The recommended projects total $125.3 in 2021 dollars, but a final bond package would range from $158.8-162 million because voters will consider bond amounts in future dollars based on inflation and cost escalation over time.
The recommended 2022 bond program would not require a city property tax rate increase, according to the city.
The city’s Bond Advisory Task Force presented its bond package recommendation to Cedar Park City Council Jan. 13.
The 15-member task force met to prioritize, rank and group an initial $200 million capital project list for a final recommendation to present to City Council. Task Force Chair Stephen Thomas said the task force member unanimously agreed on the final recommendation.
Council members may approve the first reading and public hearing of an ordinance to call an election at its Jan. 27 meeting, and the deadline to call a May 7 election is Feb. 18.
What was recommended?
The projects spanned three categories: transportation, parks and recreation and public safety.
The task force considered public facilities projects, but they were ultimately left out of the bond program and recommended for future funding.
Transportation projects totaled $69 million and included:
- Whitestone Boulevard at 183A Toll innovative (High-Capacity) intersection ($12.9 million)
- New Hope Drive at 183A Toll innovative (High-Capacity) intersection (design) ($2.2 million)
- Major road resurfacing ($5 million)
- Neighborhood road resurfacing ($9.9 million)
- Turn lane improvements ($5.9 million)
- Bike and pedestrian improvements ($6.3 million)
- Anderson Mill Road phase 2 ($11.4 million)
- Toro Grande North extension ($4.7 million)
- New Hope Drive expansion from RM 1431 to Lakeline Boulevard ($1.3 million)
- Lakeline Boulevard ice damage and safety improvements ($2.9 million)
- Ronald Reagan Boulevard expansion (design) ($1.1 million)
- Turn signal improvements ($5.9 million)
Parks and recreation projects totaled $32.5 million and included:
- Lakeline Park phase 2 ($16.4 million)

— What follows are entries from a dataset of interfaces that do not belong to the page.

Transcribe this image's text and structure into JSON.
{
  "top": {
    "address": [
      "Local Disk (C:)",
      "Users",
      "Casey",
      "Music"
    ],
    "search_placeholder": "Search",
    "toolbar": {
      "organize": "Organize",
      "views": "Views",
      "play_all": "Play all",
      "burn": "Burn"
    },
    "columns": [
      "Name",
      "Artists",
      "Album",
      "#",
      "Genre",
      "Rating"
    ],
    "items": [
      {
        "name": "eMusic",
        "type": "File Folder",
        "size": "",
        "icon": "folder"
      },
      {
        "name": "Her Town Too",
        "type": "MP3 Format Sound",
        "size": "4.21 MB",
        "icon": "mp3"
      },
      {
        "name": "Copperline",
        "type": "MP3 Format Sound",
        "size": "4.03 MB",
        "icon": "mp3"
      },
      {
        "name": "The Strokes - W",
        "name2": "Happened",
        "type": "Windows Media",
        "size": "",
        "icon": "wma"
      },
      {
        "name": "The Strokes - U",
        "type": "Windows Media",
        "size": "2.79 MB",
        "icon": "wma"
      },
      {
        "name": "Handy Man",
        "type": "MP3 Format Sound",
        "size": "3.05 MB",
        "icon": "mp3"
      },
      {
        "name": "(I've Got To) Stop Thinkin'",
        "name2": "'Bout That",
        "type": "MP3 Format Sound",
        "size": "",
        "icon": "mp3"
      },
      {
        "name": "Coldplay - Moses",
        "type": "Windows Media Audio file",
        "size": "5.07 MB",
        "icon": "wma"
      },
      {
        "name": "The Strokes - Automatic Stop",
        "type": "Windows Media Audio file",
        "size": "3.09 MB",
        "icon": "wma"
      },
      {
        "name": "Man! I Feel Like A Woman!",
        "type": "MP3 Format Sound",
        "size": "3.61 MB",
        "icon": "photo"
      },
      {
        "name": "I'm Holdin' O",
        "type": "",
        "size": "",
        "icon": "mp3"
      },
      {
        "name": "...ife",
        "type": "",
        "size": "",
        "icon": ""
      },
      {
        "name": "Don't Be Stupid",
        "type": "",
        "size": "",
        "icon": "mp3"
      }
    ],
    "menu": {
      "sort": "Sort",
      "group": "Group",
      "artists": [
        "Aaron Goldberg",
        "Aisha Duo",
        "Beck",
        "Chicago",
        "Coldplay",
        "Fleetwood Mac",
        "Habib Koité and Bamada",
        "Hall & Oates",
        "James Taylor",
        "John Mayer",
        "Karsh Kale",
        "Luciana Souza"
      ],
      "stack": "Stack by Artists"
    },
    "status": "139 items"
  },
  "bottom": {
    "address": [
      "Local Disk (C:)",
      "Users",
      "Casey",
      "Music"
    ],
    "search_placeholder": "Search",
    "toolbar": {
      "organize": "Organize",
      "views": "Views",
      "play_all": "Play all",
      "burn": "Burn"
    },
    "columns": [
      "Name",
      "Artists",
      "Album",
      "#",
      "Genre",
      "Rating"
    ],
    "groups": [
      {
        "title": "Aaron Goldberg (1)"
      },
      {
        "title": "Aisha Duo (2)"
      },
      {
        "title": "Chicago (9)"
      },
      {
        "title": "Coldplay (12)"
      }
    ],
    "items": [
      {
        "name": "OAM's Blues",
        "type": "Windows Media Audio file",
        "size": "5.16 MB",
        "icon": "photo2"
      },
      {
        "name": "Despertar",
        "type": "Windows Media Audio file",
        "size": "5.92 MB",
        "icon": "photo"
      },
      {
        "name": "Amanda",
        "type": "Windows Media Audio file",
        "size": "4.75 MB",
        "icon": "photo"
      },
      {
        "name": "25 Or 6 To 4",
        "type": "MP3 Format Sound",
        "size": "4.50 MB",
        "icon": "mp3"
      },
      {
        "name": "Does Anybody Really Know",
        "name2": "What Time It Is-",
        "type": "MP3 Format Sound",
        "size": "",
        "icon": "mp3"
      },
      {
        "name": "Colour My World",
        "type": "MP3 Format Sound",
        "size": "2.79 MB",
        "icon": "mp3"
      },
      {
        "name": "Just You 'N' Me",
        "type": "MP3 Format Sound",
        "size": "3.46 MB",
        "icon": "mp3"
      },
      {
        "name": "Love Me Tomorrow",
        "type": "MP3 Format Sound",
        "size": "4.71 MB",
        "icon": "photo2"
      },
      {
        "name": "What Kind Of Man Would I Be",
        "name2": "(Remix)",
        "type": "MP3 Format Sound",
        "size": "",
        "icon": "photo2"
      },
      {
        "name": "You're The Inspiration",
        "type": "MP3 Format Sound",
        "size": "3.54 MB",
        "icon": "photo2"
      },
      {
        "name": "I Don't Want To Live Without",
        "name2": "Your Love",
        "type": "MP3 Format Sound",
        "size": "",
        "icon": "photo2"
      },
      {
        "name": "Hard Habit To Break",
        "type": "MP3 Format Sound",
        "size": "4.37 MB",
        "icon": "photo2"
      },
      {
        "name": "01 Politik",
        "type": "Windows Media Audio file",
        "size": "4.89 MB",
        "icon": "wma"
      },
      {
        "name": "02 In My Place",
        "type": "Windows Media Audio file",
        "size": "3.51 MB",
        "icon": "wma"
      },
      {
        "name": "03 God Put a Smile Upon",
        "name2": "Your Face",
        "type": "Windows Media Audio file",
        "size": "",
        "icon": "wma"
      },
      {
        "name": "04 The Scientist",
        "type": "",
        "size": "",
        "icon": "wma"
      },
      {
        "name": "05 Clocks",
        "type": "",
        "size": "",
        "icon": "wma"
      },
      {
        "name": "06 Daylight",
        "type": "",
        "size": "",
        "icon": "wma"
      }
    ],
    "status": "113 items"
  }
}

- Trail development ($4 million)
- Veterans Park pool expansion ($7.1 million)
- Brushy Creek Sports Park athletic field turf improvements ($5 million)
One public safety project was recommended for $23.8 million for the first phase of a public safety training facility. It would be used by the police, fire and emergency management departments, Thomas said.
Additional project details can be found on the city's bond task force webpage.
Council Member Heather Jefts said the directive to the task force was to stay under about $125 million and make sure the task rate did not increase as a result of the recommendation.
“They did exactly that,” Jefts said. “Looking through the recommendations, I don’t know how we cut [$300,000] ... from it at this point. They are all necessary projects.”
Mayor Corbin Van Arsdale said when ballot propositions are approved, it is for funding project types rather than for specific projects.
Council members can still have the final say for a project’s status as long as funding remains in the transportation, parks or public safety funding bucket.
How does a bond work?
Cities can use voter-approved municipal bonds to borrow money to finance large capital improvement projects such as roads, parks or buildings.
Bonds are repaid through the interest and sinking part of property taxes.
Cedar Park voters last approved a bond in 2015 in a $96.7 million program that included projects including the new city library, road improvements, Lakeline Park and public safety building improvements.
The $125.3 million recommendation is based on current year dollars, city finance director Kent Meredith said.
An additional $33.5 to $36.7 million would be needed for inflation and cost escalation over time.
City staff recommended issuance of the bond debt in three sets, each two years apart starting in 2024.
City Manager Brenda Eivens said there would be a more specific dollar amount as the city approaches each of the three bond takedowns, and that amount could be based on the readiness and prioritization of projects.